The good news is that the national rate at which juveniles are being held in jail has fallen to its lowest level in 35 years and California is one of 18 states recording a decline of at least 40 percent in such rates over a 15-year period.

The bad news, of course, is that despite the decline in both rates and real numbers there remained more than 70,000 juveniles incarcerated nationally in 2010 and about 16 percent of those were in California, which still jails juveniles at a higher rate than many other states.

Those are some of the nuggets mined from a study released last week from the Baltimore-based Annie E. Casey Foundation, a nonprofit organization that advocates for children's issues.

(Staff archives)
(Staff archives)

The foundation analyzed data from the U.S. Census Bureau's Census of Juveniles in Residential Placement between 1996 and 2010, which revealed incarceration rates and real numbers have been declining since 1995 when the nation had more than 105,000 juveniles in jail.

Many experts attribute the decrease to a policy sea change created in large part by advocacy groups that have lobbied effectively for alternatives to incarceration for many types of juvenile offenders.

It is important to note that the lower incarceration rates do not seem to have come at the expense of public safety. In fact, it could be argued that the alternative methods may be helping improve it.

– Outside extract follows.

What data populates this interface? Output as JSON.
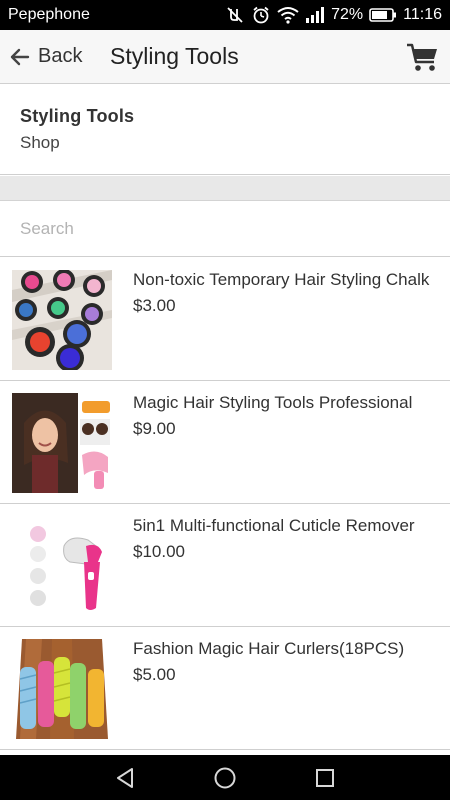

The federal Office of Juvenile Justice and Delinquency Prevention informs us that arrest rates for juveniles involved in violent crime in 2010 fell by 55 percent from the 1994 peak.

The Casey study reveals that about 40 percent of the juveniles incarcerated are sent to jail for nonviolent and relatively minor transgressions such as running away from home or violating curfew -- offenses that wouldn't be considered illegal if committed by someone 18 or older.

We find that unacceptable. States must continue to work on lowering that number.

Scientific research confirms what parents have known for eons: Teenagers' brains are not fully matured and that once they do develop a youth possesses a better mastery of what scientists call executive function -- what some might call self-control.

While the study plots an unmistakable long-term trend, it is clear that there is still much to do.

We agree with the report that juvenile correction facilities are costly and often counterproductive because they expose youth to risk of injury and abuse, not to mention that they are largely ineffective in reducing recidivism.

"The recent de-incarceration trend provides a unique opportunity to implement responses to delinquency that are more cost-effective and humane, and that provide better outcomes for youth, their families and communities," the report said.

We could not agree more and strongly support the conclusion that all states should restrict incarceration to only those "who pose a demonstrable risk to public safety" or to themselves.

The ones who fit that category clearly need institutional care, but the kids who do not can be more effectively treated through alternative methods. It is better for the kids and for society.